The collective enhancements involve Cisco's Intrusion Prevention System (IPS), Cisco Security Agent (CSA), Cisco Security Mitigation Analysis and Response System (CS-MARS), Cisco Security Manager (CSM) and Cisco's Secure Sockets Layer virtual private network (SSL VPN). Together, the enhancements mark the latest evolution of Cisco's Self-Defending Network - a comprehensive framework incorporating various endpoint and network security products into an integrated, collaborative and adaptive security solution for organizations of all sizes.

Cisco's enhanced security portfolio includes Cisco IPS 6.0, CSA 5.2, CS-MARS 4.3, and CSM 3.1 - four products that combine to coordinate visibility, network-wide protection, simplified policy management and dynamic threat mitigation in order to maintain business continuity. These releases strengthen Cisco's approach to coordinated defense by extending beyond the typical standalone nature of these product classes and establishing a vital relationship between the network and its endpoints. This helps ensure that all potential entry points can be protected in a coordinated fashion.

Monday, February 05, 2007

Guest Articles and User Group

I`m always on the lookout for Cisco Partners who have MARS experience, to share information here on the blog.

I`ve already been let down by a couple of US based resellers, but i`m sure there must be some MARS experts out there somewhere!

If you are interested in writing an article, please get in contact.

Also remember, you can post your MARS Questions on the Cisco MARS User Group, join below...

Connection to Remote NFS Archive Fails

What happens when your NFS Archive Server goes down?

Well i must admit, i was surprised earlier today, when changing some configs in the LAB, that i received an email from my MARS box, telling me the NFS Archive was unreachable.

I`m not sure if this is a new feature, or its always been in there, but it looks like MARS will automatically email the Adminstrator email address, every 2 hours if the NFS is unreachable.

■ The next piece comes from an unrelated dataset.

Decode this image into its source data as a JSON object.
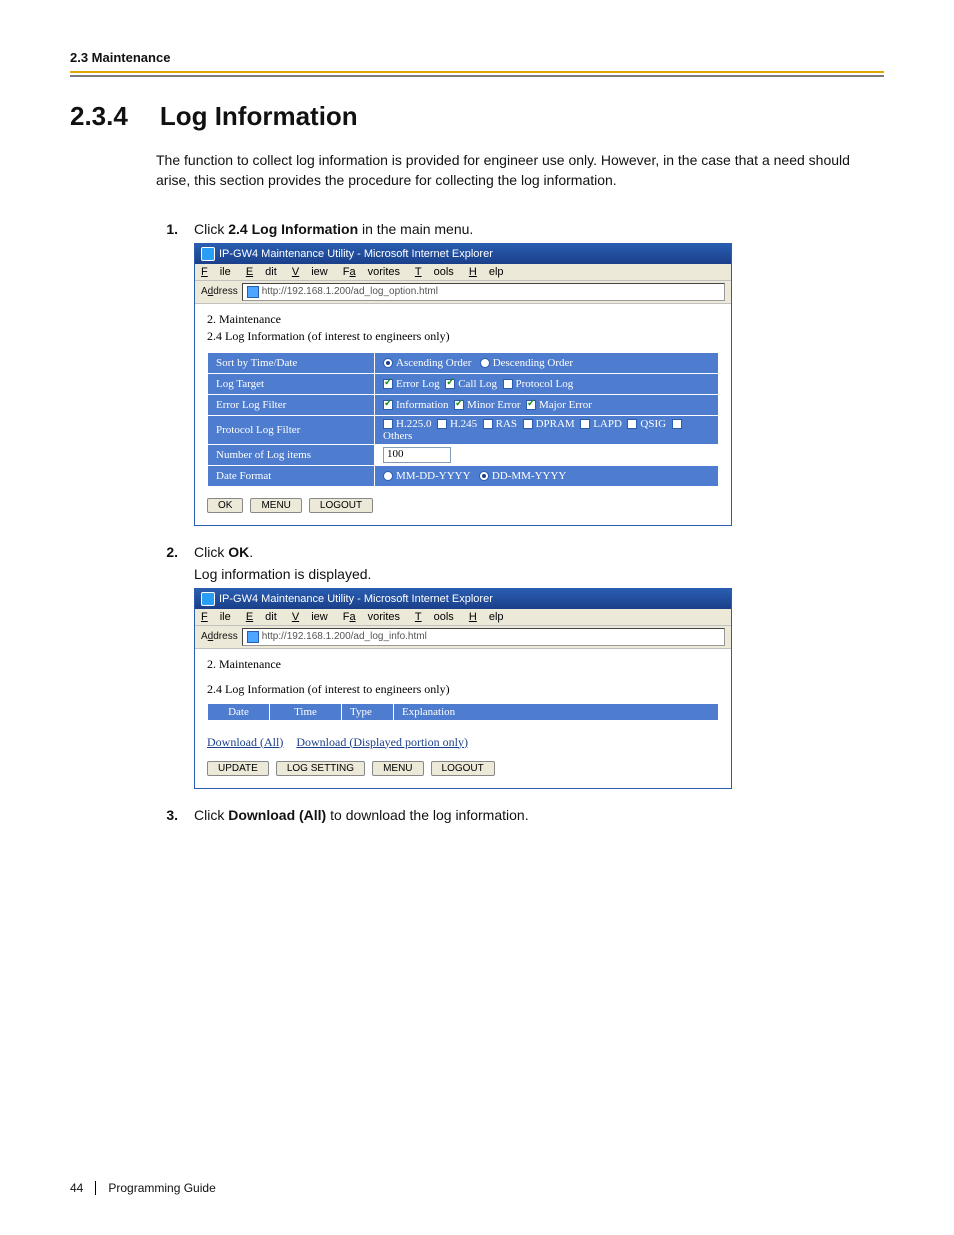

Now i will try to confirm this, but i cannot find a MARS rule for this event. (Unless someone can point me to one?)

So it looks like this is backend stuff.